Gus is hiding in the mighty Vassi Parka, same Primaloft 100/60 as above but here we’ve got a Gore-Tex outer. It’s long in length and it’s got pockets agogo. The main zip has an offset to give you a nice smooth face warmer and there nice detailing all over. There’s a purple version for the blokes as well as the girls. Ha.
The Gore-Tex shelled Nevluk in blue gets some updates with a longer length, snowskirt and handwarmer pockets that go behind the insuation.
It’s pals are the new his and hers Qanir Jackets which have a Windstopper shell with the same mighty Primaloft 100/133g fill as the Nevluk. A warm bunch, my Nevluk is my winter #1 jacket.
The Barrier Pro range continues with some new colours, that’s the Jacket and Hood above. Very light with decent warmth, the hood with a down vest is a killer combo for camp.
New below are the Essens Down Jacket and Vest. Small baffles with PowerStretch arm gussets a small packsize and light weight. Important to note that the vest has elastic arm holes, amazingly not everyone does this.
I’ve been using a jacket and I’ll have a review up later. Yes, I have the purple one.
And so to the might down kit, the Magi Down Hood and its Q sister. Stuff like this always feels good when you wear it, its like being upholstered in the lining of an angels nest. Weights are 755g and 675g for the Q, down is 800fill of 93/7 goose down in a box wall construction and the shell is recycled polyester 20D ripstop.
There’s even bigger and badder models too, the Yalda and the Aquilo which are monsters.
The Lizard Jacket gets a purple makeover for men and quite right too.
Below are the new fuse Vest and Fuse Jacket. These are Windstopper multisport tops with pockets for bikers and runners nice protective thumbloop cuffs (see below). The fabric is a stretchy variant and the grey back panels are in the lighter FlexAble for a bit better breathability and weight saving. Feels good on, but looks oddly like a medieval knights jousting underwear hanging up.
This is the Fin Hood in Windstopper. It’s a well featured heavy duty mountain softshell with proper hood, usuable pockets and pitzips. Weight is 605g and the fit and cut is excellent with a surprisingly long body for something that’ll attract climbers as did it’s much missed ancestor, the Sharkfin. Nice.
More Windstopper above with the Pelamis Jacket and the Eryx Hood. These are interesting because it shows how weight can vary so much with fabric choice and design.

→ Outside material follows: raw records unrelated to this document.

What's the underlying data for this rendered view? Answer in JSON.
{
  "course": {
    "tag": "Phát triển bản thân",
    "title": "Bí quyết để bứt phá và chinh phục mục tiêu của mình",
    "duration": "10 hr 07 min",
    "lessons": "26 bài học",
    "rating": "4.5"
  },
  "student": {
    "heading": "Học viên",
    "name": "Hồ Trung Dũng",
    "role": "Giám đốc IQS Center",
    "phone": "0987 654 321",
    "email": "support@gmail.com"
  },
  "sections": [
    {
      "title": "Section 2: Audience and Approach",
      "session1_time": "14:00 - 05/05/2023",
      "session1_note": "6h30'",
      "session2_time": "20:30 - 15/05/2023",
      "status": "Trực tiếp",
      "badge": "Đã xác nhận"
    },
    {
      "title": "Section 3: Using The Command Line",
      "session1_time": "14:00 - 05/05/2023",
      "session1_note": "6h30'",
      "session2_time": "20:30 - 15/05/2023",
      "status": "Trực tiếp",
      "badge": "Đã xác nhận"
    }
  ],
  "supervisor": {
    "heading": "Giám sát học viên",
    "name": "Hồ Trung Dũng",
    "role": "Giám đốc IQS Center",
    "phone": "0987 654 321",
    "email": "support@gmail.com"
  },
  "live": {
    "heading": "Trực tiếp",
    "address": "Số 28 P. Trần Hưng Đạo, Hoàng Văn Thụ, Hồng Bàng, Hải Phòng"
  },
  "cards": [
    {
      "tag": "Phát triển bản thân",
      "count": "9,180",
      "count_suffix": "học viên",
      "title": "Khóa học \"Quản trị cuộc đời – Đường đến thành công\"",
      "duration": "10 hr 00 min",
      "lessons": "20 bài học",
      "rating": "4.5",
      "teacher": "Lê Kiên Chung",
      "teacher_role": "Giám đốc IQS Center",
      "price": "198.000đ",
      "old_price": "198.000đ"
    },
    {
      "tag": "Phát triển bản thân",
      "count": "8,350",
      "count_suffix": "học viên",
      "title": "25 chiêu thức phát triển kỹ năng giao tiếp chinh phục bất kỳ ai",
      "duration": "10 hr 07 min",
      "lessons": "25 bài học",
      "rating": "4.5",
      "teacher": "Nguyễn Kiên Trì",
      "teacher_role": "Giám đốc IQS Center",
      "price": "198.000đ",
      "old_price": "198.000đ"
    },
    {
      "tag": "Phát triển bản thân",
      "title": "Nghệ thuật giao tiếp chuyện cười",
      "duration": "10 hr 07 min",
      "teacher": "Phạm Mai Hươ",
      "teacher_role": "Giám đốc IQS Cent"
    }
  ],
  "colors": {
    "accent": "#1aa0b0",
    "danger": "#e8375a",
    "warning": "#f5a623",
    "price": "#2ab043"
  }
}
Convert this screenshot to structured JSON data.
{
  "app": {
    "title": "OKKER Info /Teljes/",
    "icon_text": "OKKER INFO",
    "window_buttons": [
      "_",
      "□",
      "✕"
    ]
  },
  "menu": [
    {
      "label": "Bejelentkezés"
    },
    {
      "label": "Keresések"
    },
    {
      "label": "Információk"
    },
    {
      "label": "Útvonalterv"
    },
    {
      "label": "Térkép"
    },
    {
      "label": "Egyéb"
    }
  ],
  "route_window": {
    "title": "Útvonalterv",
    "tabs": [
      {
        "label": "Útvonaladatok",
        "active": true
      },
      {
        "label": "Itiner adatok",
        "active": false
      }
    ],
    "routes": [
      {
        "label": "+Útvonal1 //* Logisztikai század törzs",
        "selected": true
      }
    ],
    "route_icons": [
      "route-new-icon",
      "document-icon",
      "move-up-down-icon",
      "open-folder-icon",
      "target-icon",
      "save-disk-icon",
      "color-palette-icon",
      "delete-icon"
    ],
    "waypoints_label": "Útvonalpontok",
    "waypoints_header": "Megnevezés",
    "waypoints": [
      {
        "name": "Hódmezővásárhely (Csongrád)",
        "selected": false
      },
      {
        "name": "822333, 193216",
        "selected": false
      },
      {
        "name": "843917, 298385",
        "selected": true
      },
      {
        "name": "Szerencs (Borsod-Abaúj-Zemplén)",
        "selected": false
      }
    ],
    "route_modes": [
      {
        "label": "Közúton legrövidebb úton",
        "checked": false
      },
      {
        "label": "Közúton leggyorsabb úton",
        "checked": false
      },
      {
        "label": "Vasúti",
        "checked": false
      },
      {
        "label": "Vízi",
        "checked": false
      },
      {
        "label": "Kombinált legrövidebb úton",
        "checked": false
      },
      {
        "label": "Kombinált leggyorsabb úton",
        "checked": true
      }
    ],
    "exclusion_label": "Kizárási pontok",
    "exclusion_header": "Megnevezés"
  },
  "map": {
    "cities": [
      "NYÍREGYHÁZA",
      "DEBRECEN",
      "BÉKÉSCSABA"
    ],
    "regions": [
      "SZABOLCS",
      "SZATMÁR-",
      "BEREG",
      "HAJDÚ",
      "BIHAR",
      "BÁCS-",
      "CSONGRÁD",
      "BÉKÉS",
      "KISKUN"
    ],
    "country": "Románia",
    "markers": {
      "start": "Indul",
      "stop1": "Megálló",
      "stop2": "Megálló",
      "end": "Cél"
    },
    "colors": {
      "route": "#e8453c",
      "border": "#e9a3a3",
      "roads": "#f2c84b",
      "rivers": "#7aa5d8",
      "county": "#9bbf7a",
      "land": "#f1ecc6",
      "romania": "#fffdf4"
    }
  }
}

The Jacket is 610g and the Hood is 520g, always worth looking at the spec before you go and whine on an outdoor forum.
Above are the Rando Pants in FlexAble. Great fabric and a good all round winter design, the good news is that both of these colours are available in girls and boys sizes along with rubbish black.
The Lizard Pants below will come in three colours this winter and they nicely fill the gap between leggings and softshell pants. Simple is good.
The emotion is real, honest, the Bungy Hood above will get a proper write up later, it’s still got work to do. The whole Bungy range Vest/Jacket/Top/Hood continues and gets new colours.
There’s some new colours for the Isogon Jackets and Hoods above, the Thule Hood’s below and the Zone Jackets below them. I’m pleased of course.
The Actives baselayer range gets some colour changes and some new models. The Actives Warm Zip Top gets a new friend in the Warm Hood which I’m wearing below. I like it, I’m not scared of hooded baselayers. Although to be honest, as it’s a beefy baselayer with a pocket, I think it’ll be a cracking light midlayer over a t-shirt or a vest. Good whatever I think.
That’s the matching Short John with the blue trim and the Q Knicker for the ladies.
Save the best until last? This is the Roc Legend Mid GT, an approach, scrambling, gadding about boot, It comes with a Sole footbed, Vibram sticky rubber outsole, suede upper and a Gore-Tex liner. I want them I want them I want them.
Not a bad assortment, a lot in there caught my eye and it’s great to see so much colour. I’ll have some reviews of winter samples coming up soon. Still can’t get the wummins purple samples to fit me no matter how much I try though.